No, this is as all-new as an all-new car gets. It might look very much like an evolution of the old model, and the styling is very much of the ‘if it ain’t broke’ school of car design, but the car is completely new underneath, and features so much pared-back lightweight aluminium it’s a wonder it doesn’t just float away.
The words ‘Range Rover’ and ‘lightweight’ don’t sit together too comfortably.
They will now. This RR has a spanking new all-aluminium basic structure that will become the basis for all future Range Rover products. Jaguar Land Rover has chucked a billion quid at the development of a monocoque that feature sticking and riveting variously pressed, cast, extruded and rolled aluminium bits to create bones 39 per cent lighter than the current Rangie’s steel basics.
Which means more fastness, right?
It does. The new car will be available for the first time with a stop-start-equipped TDV6 3.0-litre diesel with similar power to the outgoing TDV8 (255bhp and 442lb ft), in a car that weighs 420kg less. So a V6 that delivers the same speed as the previous V8, but with startling better fuel economy. Some 37.7mpg and 196g/km of CO2 from a RR? That’s an appreciable benefit.
And if I want more cylinders?
Of course there’s a 5.0-litre V8 petrol with a supercharger that chucks out 500bhp and hits 60mph in five seconds. But that feels slightly bonkers. We tested the 4.4-litre SDV8, which produces 335bhp and 516lb ft to give a 0-60mph time of 6.5 seconds - and, more pertinently, the kind of smooth lusty torque from below 2,000rpm that we’d find hard to resist.
How does it drive?
Relaxing is a good word for it. The new Range Rover still feels like a Range Rover, just fitter. A younger, more alert version of itself. The steering is more precise and sensitive, the attitude flatter and more controlled but still with plenty of absorbency. The ZF eight-speed box is so good you don’t even notice it. And the ride is of limo-quality.

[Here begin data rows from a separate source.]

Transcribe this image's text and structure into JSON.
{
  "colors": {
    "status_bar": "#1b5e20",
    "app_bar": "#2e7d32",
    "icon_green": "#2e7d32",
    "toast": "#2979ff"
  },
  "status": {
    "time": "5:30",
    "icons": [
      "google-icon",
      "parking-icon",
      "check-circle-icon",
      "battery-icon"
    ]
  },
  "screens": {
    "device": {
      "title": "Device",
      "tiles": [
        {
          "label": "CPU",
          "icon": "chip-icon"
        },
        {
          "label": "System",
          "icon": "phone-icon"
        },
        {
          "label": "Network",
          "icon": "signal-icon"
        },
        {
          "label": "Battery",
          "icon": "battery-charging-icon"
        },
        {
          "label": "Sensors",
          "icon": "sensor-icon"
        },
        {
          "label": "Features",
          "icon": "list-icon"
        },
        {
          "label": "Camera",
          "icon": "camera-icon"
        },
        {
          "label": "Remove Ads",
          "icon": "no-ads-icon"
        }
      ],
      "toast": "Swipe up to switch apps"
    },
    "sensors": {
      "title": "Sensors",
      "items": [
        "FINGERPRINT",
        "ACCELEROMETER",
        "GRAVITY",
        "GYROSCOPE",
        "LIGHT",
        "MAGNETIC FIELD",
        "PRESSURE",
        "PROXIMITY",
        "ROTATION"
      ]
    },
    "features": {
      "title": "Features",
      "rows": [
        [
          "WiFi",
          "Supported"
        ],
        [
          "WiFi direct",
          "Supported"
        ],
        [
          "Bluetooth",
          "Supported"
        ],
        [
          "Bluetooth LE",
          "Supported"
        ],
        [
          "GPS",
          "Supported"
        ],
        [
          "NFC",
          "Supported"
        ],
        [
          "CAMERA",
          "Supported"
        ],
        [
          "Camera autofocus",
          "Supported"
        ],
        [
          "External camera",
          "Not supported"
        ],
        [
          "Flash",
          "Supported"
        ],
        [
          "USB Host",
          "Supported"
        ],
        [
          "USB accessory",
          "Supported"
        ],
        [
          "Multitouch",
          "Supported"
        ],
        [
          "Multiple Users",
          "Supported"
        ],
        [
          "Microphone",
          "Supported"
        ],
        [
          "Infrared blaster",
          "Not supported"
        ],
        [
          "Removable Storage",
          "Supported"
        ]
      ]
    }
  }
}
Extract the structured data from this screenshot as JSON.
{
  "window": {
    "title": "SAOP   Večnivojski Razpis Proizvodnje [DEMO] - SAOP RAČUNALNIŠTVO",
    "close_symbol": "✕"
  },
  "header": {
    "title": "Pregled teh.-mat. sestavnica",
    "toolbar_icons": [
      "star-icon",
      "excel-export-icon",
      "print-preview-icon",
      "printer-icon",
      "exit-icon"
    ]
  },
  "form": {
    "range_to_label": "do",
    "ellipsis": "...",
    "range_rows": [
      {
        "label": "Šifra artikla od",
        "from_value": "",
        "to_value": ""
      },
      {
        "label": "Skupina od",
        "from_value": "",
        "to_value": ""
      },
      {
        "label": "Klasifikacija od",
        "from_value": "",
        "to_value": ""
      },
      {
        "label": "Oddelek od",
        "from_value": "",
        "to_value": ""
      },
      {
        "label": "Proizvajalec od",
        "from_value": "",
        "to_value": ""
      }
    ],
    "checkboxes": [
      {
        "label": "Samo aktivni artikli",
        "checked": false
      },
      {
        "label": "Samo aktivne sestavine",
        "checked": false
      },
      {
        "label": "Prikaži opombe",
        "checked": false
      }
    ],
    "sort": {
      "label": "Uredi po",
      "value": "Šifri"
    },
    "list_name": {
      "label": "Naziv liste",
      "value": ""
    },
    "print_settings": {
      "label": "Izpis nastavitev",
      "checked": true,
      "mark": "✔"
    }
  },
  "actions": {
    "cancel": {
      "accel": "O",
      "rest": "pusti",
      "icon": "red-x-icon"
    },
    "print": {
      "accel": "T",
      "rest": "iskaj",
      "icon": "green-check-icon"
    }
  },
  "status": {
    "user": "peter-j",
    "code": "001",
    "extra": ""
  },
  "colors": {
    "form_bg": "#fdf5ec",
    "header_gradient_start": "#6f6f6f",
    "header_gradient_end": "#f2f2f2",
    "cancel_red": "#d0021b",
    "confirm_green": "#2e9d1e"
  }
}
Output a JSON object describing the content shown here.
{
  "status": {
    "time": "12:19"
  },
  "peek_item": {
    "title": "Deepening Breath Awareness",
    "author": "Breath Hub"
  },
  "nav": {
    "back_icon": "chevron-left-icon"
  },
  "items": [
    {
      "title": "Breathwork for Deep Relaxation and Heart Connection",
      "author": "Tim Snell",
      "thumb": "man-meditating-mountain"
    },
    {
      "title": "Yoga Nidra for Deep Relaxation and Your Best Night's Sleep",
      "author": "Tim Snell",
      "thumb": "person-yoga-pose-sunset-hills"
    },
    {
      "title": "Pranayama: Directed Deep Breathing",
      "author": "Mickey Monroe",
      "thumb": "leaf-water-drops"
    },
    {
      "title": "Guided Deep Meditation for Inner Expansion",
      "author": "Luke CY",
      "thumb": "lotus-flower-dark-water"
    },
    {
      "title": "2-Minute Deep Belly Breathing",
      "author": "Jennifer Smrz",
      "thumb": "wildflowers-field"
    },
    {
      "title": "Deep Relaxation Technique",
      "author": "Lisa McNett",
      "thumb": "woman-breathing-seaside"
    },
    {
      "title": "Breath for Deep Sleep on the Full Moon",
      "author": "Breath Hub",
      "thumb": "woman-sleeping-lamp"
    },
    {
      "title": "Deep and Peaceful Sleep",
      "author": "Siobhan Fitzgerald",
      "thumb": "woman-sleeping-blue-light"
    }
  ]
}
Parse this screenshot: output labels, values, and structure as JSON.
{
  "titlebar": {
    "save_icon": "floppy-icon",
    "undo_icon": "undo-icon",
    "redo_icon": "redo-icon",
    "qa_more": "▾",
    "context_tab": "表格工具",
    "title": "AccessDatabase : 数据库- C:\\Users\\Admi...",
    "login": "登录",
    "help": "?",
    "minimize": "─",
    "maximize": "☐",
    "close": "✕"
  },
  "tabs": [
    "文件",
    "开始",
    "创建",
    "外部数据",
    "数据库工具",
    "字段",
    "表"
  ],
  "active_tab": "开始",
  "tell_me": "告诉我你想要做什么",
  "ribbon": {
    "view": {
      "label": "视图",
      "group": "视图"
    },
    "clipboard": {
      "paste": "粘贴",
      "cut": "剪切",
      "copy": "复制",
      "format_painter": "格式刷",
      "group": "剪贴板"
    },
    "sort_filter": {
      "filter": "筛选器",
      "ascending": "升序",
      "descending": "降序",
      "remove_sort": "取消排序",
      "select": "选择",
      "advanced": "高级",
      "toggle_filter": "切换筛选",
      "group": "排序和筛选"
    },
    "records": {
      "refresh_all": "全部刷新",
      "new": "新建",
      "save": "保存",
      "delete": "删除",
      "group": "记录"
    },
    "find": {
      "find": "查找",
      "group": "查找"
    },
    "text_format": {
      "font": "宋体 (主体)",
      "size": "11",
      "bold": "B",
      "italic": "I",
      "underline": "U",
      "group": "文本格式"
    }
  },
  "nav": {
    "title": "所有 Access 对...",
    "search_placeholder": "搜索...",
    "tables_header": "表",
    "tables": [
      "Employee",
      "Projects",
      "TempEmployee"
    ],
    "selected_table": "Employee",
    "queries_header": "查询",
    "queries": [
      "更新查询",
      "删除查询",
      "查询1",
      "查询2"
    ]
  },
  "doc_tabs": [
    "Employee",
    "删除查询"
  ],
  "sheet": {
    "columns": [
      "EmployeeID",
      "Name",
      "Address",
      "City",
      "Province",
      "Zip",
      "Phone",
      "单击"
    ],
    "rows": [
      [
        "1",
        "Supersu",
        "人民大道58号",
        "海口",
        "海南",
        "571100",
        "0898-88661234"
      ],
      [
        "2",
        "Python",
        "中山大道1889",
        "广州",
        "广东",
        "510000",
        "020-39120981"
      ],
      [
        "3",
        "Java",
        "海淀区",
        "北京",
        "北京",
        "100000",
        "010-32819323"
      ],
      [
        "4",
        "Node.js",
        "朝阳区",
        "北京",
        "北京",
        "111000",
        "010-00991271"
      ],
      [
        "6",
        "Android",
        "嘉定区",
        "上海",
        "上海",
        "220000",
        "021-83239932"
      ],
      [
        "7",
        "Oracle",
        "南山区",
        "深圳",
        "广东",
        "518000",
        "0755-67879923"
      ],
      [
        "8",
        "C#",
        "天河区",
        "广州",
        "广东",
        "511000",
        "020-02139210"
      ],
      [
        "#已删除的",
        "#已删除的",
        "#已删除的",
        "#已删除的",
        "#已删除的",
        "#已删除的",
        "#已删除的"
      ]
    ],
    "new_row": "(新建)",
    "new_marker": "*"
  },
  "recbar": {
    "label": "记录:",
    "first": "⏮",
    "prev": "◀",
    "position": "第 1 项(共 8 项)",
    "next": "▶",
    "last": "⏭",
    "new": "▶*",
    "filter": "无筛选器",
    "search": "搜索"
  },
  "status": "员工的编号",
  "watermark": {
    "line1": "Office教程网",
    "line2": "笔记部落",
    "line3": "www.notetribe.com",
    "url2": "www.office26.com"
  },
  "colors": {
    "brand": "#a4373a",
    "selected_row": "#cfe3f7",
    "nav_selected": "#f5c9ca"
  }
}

So it’s not an off-roader any more?
Quite the opposite. For what is still a relatively large and heavy car, the new RR is faintly startling to drive off-road. This thing will get to places you wouldn’t believe. Just leave the new Terrain Reponse II off-road software in auto, and you can cross rivers, climb mountains and traverse the most treacherous surfaces, all the while listening to Radio 4 and wondering what all the fuss is about.
Still a Range Rover, then?
Exactly. This is not a revolution of the soul of a Range Rover, because it didn’t need it. What it is, is a Range Rover at the very top of its game. We can see people launching themselves out of BMW 7-Series and Mercedes S-Class as fast as their chubby little Captain of Industry legs can carry them. We can see Bentley owners looking at the RR’s 5.0-litre V8 and wondering whether they really need a Flying Spur.
It’s that good?
It really is. The new Range Rover is here. And it’s everything you expect. But better.
For the world’s most extreme test of the new Range Rover, pick up the December issue of TopGear magazine, on sale November 8